RISMEDIA, May 9, 2009-When you’re developing a real estate website plan, there are a great many things to consider, but from a very broad perspective, there are two major areas of concern:
Site Look and Design – This is important, but don’t place your planning emphasis in the wrong areas. You want a visually pleasing site, with colors and a presentation that invites the visitor to stay a while. If you’re working with a site design or theme vendor, they have probably researched visitor behavior, and their template and design choices are likely structured with this in mind.
A major area of design is the navigation structure. Well designed real estate websites make it easy for the visitor to get around, and to locate specific information they need. Part of this is your responsibility, though. Naming of links and buttons to clearly indicate where they will take the visitor is critical.
Content and Marketing Focus – You simply cannot short-change planning in this area. What are you trying to accomplish with your site? Most of our clients tell us that they want their real estate website to bring them qualified leads and business that eventually becomes commissions. With that as the mandatory goal, you’ll want to provide content on the site that is in demand by the real estate consumer, whether a buyer or a seller.
What do your customers want? Consider what they ask you about as your first hint. All of the questions you answer on a regular basis become your Web page content topics. Statistics, information about the area’s businesses, shopping, cultural activities, education and employment are all the subject of search engine queries.

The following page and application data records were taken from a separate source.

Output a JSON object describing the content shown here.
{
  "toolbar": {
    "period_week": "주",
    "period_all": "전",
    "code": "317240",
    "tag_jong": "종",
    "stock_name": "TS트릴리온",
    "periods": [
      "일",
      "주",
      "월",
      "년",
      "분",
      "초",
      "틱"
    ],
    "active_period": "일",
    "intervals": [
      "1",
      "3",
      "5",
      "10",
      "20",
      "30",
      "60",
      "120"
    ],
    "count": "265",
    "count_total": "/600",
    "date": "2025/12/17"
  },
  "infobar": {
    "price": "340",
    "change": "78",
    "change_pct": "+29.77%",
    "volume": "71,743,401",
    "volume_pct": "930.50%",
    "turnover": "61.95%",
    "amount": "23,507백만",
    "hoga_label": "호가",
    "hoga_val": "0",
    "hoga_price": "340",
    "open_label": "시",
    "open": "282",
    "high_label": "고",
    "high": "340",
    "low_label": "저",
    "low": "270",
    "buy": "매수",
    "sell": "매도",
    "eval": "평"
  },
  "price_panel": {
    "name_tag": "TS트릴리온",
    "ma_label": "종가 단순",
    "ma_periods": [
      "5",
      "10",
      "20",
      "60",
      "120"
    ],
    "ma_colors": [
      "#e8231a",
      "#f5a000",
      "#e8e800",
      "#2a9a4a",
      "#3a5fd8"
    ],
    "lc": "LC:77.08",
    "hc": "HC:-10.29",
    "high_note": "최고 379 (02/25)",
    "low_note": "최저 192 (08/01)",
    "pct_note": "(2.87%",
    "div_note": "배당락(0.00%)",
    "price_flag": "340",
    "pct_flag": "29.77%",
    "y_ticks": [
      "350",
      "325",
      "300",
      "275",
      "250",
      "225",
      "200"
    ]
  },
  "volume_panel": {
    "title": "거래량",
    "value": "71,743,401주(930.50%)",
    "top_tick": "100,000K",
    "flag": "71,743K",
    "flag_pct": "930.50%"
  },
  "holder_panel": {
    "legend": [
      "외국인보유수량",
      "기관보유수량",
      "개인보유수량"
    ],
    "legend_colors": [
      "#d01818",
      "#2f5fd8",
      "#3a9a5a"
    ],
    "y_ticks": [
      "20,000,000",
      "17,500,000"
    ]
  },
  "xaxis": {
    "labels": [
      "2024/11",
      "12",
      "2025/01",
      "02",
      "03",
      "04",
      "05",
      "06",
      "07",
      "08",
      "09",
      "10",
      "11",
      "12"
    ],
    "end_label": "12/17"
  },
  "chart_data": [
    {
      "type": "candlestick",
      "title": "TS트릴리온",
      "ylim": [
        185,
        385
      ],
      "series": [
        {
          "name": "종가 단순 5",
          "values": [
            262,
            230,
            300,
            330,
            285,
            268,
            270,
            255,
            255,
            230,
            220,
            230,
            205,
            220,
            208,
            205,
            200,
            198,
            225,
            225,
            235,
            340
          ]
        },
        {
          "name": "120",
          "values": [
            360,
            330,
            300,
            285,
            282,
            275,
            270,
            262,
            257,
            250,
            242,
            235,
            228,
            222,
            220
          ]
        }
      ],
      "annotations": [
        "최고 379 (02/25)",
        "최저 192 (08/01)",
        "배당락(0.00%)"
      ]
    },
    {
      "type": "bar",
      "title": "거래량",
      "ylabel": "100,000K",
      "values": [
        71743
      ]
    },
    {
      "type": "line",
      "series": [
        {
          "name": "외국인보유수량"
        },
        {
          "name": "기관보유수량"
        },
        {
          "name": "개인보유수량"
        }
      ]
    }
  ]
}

Taking these ideas into account, you’ll want to provide a lot of content that answers questions about real estate and the specific area you serve. But, what else can you do to provide value to a site visitor that will make your site more “sticky?” You want your visitor to “stick around,” and widgets, or gadgets, are useful tools that will provide added value and services to your visitors, allowing your site to be more “sticky.”
Think a bit about what a real estate site visitor is searching for on your website. Of course, they want to look at listings, but what goes along with that desire? Once they locate a few homes that are appealing to them, what else might they want to know?
The Calculator Widgets – Whether you are dealing with first-time homebuyers or those who have done their fair share of moving over the years, nobody has payment tables memorized, so providing calculator widgets on your site is an easy way to provide value to your visitor. The payment calculator provides the visitor with the amount of the monthly payment that will be returned to them once they enter the sales price, mortgage interest rate, and expected down payment amount.
There are also widgets for loan qualification, which determine the visitor’s purchase ability based on their income and expenses and loan amortization gadgets show how their payments are broken out into interest and principal over time. Each of these calculators is not of value to every visitor, but one or more of them will be useful to many of your site visitors, prolonging the length of time the visitor will stay on your site.
Featured Properties – Let’s forget for a moment the thrill of getting a buyer for one of your listings, with a chance to handle both sides of the deal. A featured property widget allows you to display your listings prominently on your home page or elsewhere, with images and basic information to prompt a click for more information. The real value here is to show a prospective listing client how you’ll prominently display and showcase their home. It’s one more nail in the lid of the listing presentation box.
Weather and News – You want to present yourself as the local real estate expert, but you also want to bring your visitors other real estate news, even from a national perspective. Again, everything they can find pertaining to real estate on your site is one more reason to stick around for awhile. For site visitors who don’t already reside locally, a weather widget is usually appreciated. If they are relocating from far away, they may return to your site regularly to see how the climate is in your area.
Language Translation – The Internet allows your site to be viewed by prospects world-wide, so don’t assume that everyone who comes to your site speaks English. A language translation gadget will allow a European site visitor to read your site in their own language. They will appreciate it, and likely continue to visit your site until they make a decision to do business.
There are numerous widgets and gadgets that can be added to your website to provide your site visitor with all the information they need in one convenient location, but make sure you evaluate any widget before adding it to your site in regards to its value to your visitor.
Peyman Aleagha is the founder and President of RealtySoft.com. RealtySoft provides Realtors with Real Estate Web Design (http://www.realtysoft.com), Real Estate Print Marketing and Free IDX (http://www.realtysoft.com/freeidx.php) solutions.
For more information, visit realtysoft.com.